# Activity:
Quote the full listing word for word.

# Exercise data:
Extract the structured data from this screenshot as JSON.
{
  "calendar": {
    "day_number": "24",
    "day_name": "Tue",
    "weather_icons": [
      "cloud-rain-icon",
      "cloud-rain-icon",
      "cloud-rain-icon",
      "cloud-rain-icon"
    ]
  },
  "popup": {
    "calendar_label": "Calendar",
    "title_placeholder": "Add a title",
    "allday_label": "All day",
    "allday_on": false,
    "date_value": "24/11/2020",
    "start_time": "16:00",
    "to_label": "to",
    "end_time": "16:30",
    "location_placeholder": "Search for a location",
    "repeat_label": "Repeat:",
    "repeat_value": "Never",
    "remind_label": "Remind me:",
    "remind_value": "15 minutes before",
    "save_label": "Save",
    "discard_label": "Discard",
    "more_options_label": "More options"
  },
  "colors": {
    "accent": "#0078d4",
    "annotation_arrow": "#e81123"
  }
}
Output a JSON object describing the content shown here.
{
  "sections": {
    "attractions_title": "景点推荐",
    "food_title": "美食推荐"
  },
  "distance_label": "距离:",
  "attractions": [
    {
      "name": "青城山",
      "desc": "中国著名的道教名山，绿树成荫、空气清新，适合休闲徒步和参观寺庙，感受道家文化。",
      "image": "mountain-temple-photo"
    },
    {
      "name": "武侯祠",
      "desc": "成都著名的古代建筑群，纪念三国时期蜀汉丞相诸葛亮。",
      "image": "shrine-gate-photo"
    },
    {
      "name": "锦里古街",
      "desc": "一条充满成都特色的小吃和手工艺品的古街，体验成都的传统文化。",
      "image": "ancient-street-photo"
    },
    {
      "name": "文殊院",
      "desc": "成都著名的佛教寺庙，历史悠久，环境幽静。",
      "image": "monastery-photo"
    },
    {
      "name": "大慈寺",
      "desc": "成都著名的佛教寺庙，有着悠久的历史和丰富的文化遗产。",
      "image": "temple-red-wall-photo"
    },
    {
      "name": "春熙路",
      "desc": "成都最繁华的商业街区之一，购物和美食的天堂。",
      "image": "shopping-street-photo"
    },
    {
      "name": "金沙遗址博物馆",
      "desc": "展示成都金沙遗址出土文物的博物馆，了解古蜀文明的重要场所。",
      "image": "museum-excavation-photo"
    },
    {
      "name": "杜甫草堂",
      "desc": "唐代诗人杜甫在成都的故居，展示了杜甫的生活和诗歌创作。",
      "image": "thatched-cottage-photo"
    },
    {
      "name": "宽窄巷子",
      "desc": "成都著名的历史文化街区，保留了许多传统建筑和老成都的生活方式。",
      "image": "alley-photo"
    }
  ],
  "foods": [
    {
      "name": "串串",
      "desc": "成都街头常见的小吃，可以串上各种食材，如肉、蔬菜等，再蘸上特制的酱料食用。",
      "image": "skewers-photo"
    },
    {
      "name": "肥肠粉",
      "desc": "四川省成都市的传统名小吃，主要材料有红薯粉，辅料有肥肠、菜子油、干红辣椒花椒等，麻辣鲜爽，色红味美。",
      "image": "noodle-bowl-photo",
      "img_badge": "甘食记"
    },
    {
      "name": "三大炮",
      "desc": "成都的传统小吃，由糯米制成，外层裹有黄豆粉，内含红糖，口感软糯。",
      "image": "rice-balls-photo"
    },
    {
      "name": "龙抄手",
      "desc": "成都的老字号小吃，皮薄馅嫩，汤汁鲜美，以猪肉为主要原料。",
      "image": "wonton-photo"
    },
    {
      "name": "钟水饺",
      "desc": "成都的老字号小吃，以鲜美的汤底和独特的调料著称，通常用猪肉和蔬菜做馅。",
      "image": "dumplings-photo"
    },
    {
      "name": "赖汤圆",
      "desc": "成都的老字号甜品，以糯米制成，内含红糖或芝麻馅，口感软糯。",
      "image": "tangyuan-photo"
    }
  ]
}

# Response area:
Extract the structured data from this screenshot as JSON.
{
  "calendar": {
    "day_number": "24",
    "day_name": "Tue",
    "weather_icons": [
      "cloud-rain-icon",
      "cloud-rain-icon",
      "cloud-rain-icon",
      "cloud-rain-icon"
    ]
  },
  "popup": {
    "calendar_label": "Calendar",
    "title_placeholder": "Add a title",
    "allday_label": "All day",
    "allday_on": false,
    "date_value": "24/11/2020",
    "start_time": "16:00",
    "to_label": "to",
    "end_time": "16:30",
    "location_placeholder": "Search for a location",
    "repeat_label": "Repeat:",
    "repeat_value": "Never",
    "remind_label": "Remind me:",
    "remind_value": "15 minutes before",
    "save_label": "Save",
    "discard_label": "Discard",
    "more_options_label": "More options"
  },
  "colors": {
    "accent": "#0078d4",
    "annotation_arrow": "#e81123"
  }
}
Output a JSON object describing the content shown here.
{
  "sections": {
    "attractions_title": "景点推荐",
    "food_title": "美食推荐"
  },
  "distance_label": "距离:",
  "attractions": [
    {
      "name": "青城山",
      "desc": "中国著名的道教名山，绿树成荫、空气清新，适合休闲徒步和参观寺庙，感受道家文化。",
      "image": "mountain-temple-photo"
    },
    {
      "name": "武侯祠",
      "desc": "成都著名的古代建筑群，纪念三国时期蜀汉丞相诸葛亮。",
      "image": "shrine-gate-photo"
    },
    {
      "name": "锦里古街",
      "desc": "一条充满成都特色的小吃和手工艺品的古街，体验成都的传统文化。",
      "image": "ancient-street-photo"
    },
    {
      "name": "文殊院",
      "desc": "成都著名的佛教寺庙，历史悠久，环境幽静。",
      "image": "monastery-photo"
    },
    {
      "name": "大慈寺",
      "desc": "成都著名的佛教寺庙，有着悠久的历史和丰富的文化遗产。",
      "image": "temple-red-wall-photo"
    },
    {
      "name": "春熙路",
      "desc": "成都最繁华的商业街区之一，购物和美食的天堂。",
      "image": "shopping-street-photo"
    },
    {
      "name": "金沙遗址博物馆",
      "desc": "展示成都金沙遗址出土文物的博物馆，了解古蜀文明的重要场所。",
      "image": "museum-excavation-photo"
    },
    {
      "name": "杜甫草堂",
      "desc": "唐代诗人杜甫在成都的故居，展示了杜甫的生活和诗歌创作。",
      "image": "thatched-cottage-photo"
    },
    {
      "name": "宽窄巷子",
      "desc": "成都著名的历史文化街区，保留了许多传统建筑和老成都的生活方式。",
      "image": "alley-photo"
    }
  ],
  "foods": [
    {
      "name": "串串",
      "desc": "成都街头常见的小吃，可以串上各种食材，如肉、蔬菜等，再蘸上特制的酱料食用。",
      "image": "skewers-photo"
    },
    {
      "name": "肥肠粉",
      "desc": "四川省成都市的传统名小吃，主要材料有红薯粉，辅料有肥肠、菜子油、干红辣椒花椒等，麻辣鲜爽，色红味美。",
      "image": "noodle-bowl-photo",
      "img_badge": "甘食记"
    },
    {
      "name": "三大炮",
      "desc": "成都的传统小吃，由糯米制成，外层裹有黄豆粉，内含红糖，口感软糯。",
      "image": "rice-balls-photo"
    },
    {
      "name": "龙抄手",
      "desc": "成都的老字号小吃，皮薄馅嫩，汤汁鲜美，以猪肉为主要原料。",
      "image": "wonton-photo"
    },
    {
      "name": "钟水饺",
      "desc": "成都的老字号小吃，以鲜美的汤底和独特的调料著称，通常用猪肉和蔬菜做馅。",
      "image": "dumplings-photo"
    },
    {
      "name": "赖汤圆",
      "desc": "成都的老字号甜品，以糯米制成，内含红糖或芝麻馅，口感软糯。",
      "image": "tangyuan-photo"
    }
  ]
}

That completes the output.